The problem for our society is that it spends so much time looking for action, growth, movement, and the 'next big thing' that it never has the patience to ride out a good thing. It kills its babies before they can be truly productive. We live in an ADD culture that is hopped up on perscription speed and not content to watch a movie that lasts more than one hour and 42 minutes. That's why our society at large has a hard time accepting poker as a long-term proposition. We are surroundded by action junkies who want to be in on every hand instead of waiting for cards that will pay off. People with that attitude may think they can handle poker, but they are really looking for Pai Gow. Trust me, I know.
In short, the people standing at the side of the table screaming for the river card that will sink poker are the same people who are betting the Don't Pass line at the craps table (no offense, CJ). I like to think of them as Andre the Giant's neighbors. "Damn, Martha, the boy is getting big. Jesus, Martha, he's getting huge--like eight feet tall! Wait, he's not getting any bigger. What's on TV?"
Protesting too much?
There have been and will be people who suggest I'm the relative of the terminal cancer paitent who insists his loved one has a chance. They further have or will suggest that since I have such a vested interest in poker's viability that I can't be objective about its ability to sustain itself as a viable industry.

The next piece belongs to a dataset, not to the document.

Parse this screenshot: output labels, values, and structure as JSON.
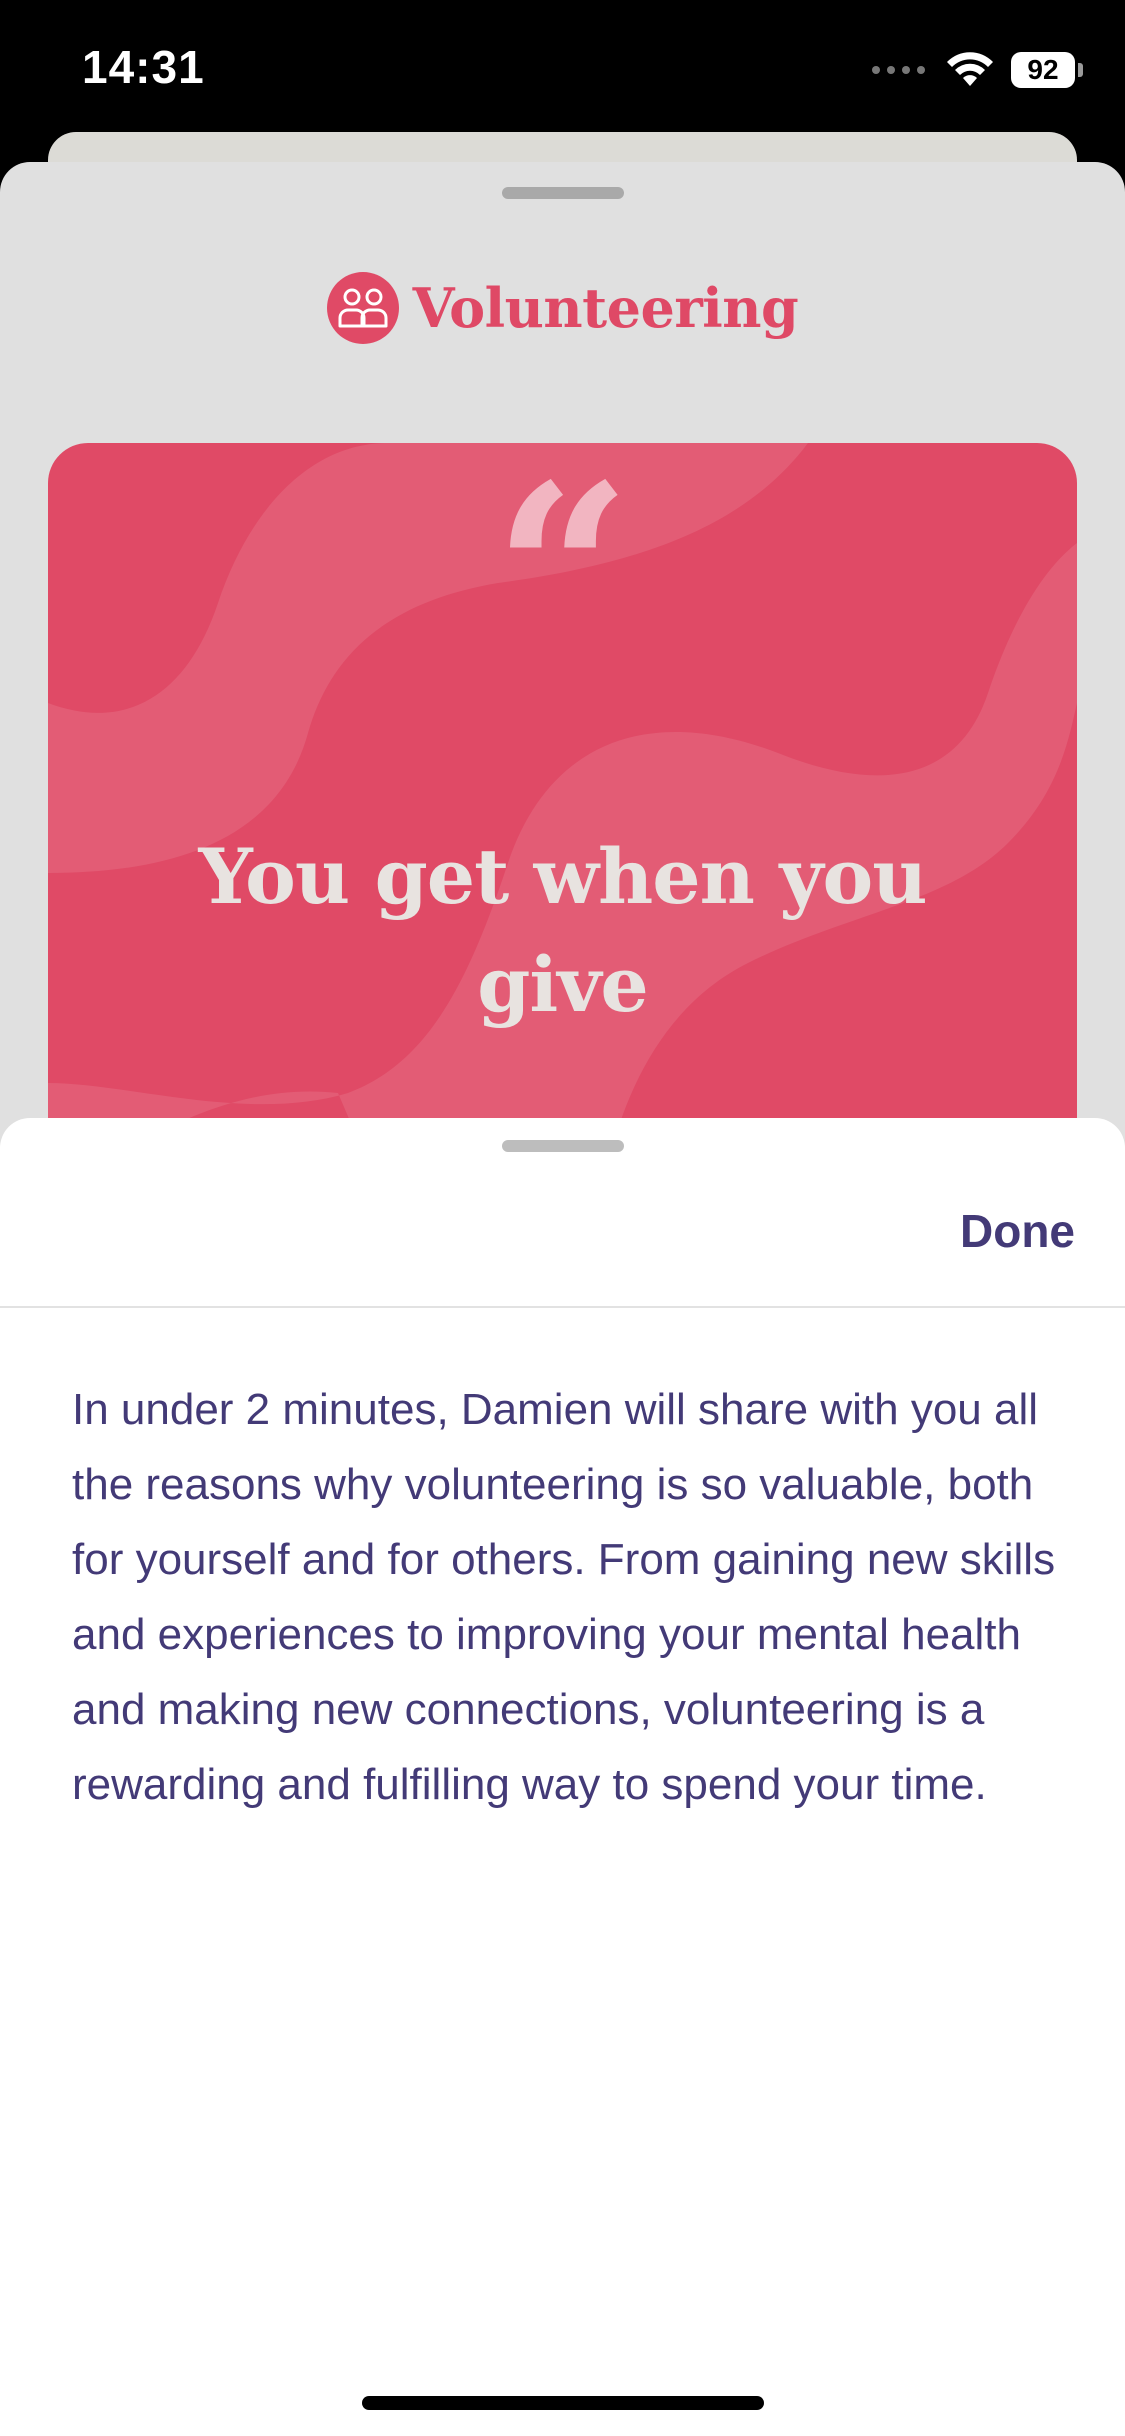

I've thought about this a lot and have come to believe, surprisingly, that I'm right and those people are wrong. At least for now.

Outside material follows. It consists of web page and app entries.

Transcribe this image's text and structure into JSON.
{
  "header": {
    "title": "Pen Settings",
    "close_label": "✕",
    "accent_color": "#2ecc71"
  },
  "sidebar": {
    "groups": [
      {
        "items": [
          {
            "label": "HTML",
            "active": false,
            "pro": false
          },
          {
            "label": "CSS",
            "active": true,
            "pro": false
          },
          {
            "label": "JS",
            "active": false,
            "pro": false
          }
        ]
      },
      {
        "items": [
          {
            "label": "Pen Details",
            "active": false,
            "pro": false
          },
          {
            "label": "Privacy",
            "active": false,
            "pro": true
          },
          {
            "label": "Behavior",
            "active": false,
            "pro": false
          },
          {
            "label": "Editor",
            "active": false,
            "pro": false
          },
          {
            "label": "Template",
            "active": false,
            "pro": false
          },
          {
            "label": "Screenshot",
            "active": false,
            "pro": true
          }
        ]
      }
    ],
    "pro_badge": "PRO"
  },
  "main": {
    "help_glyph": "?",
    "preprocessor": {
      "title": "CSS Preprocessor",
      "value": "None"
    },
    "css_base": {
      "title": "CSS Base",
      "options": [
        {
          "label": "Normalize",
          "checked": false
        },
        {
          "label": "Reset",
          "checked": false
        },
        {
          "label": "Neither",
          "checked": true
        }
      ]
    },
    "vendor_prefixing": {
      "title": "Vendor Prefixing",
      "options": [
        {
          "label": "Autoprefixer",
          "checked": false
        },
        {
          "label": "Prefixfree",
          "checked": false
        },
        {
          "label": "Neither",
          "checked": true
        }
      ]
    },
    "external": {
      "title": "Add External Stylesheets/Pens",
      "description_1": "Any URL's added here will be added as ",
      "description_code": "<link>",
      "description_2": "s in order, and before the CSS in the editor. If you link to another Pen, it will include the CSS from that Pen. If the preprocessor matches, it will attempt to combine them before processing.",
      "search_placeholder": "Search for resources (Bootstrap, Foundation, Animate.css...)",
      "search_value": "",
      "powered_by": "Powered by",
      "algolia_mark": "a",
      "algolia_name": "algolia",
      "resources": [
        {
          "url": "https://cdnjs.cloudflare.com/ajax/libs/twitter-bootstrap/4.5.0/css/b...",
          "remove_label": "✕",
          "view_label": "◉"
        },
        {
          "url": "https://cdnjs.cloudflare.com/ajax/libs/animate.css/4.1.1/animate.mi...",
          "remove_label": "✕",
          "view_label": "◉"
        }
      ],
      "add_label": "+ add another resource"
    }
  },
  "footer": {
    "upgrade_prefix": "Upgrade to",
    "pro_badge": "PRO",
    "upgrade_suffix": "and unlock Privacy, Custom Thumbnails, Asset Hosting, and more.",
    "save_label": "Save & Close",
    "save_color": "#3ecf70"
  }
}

I won't pretend that I have any greater evidence than slagging chip sales to support my assertion that poker is not quite done growing and hasn't even considered dying yet. My evidence, like the economy wonks, is anecdotal. Nonetheless, I offer it for your end of year thoughts.
Those are just three little things that knock my socks off. Every one of them is amazing in its own right. That's to say nothing about the millions and millions of dollars being wagered at any moment in online and brick and mortar poker rooms.
So, in short, 2005 was a year of unsustainable growth. I can accept that. Anything that continues to grow that fast will implode under its own weight. I think 2006 will be a year of growth for the industry, but not nearly as large as it was in 2005. Within a year or two, we might see a plateau and maybe even a soft decline. But, as near as I can tell, despite Walgreens soft plastic chip sales, poker is here to stay for a long time.
You may or may not have noticed that I have not written a lot about my personal play in the past six months or so. Unless there was a great story to go along with a game, I didn't see much reason to explain my reasoning behind calling with my aces even though I figured Shep held a better hand. Unless there was some great help I thought I could offer with explaining why I took two or three big shots this year, I just kept it to myself or private conversations.
So, how did I do this year? Well, my record keeping has not been as good as one might imagine (something I plan to rectify in 2006), but I know I set a bankroll goal for myself back in June. It was seemingly unattainable at the time, but things changed around mid-summer and I never looked back. I hit the goal and then bested it by another 50%. No one is more amazed than me.
I'm playing online regularly at levels that I would ont have comprehended even a year ago. I'm also fairly happy with my tournament game, although there is some tweaking that needs to happen for me to think I'm any good.
My biggest personal problem is my apparently inability to translate online success to good live play. That, by the way, is another New Year's poker resolution.
But, my resolutions and goals will have to wait for another post.
After all, it's New Years's Eve and I'm going to the PokerStars Caribbean Adventure in two days.
Happy New Year, all. Thanks for making it one of the best.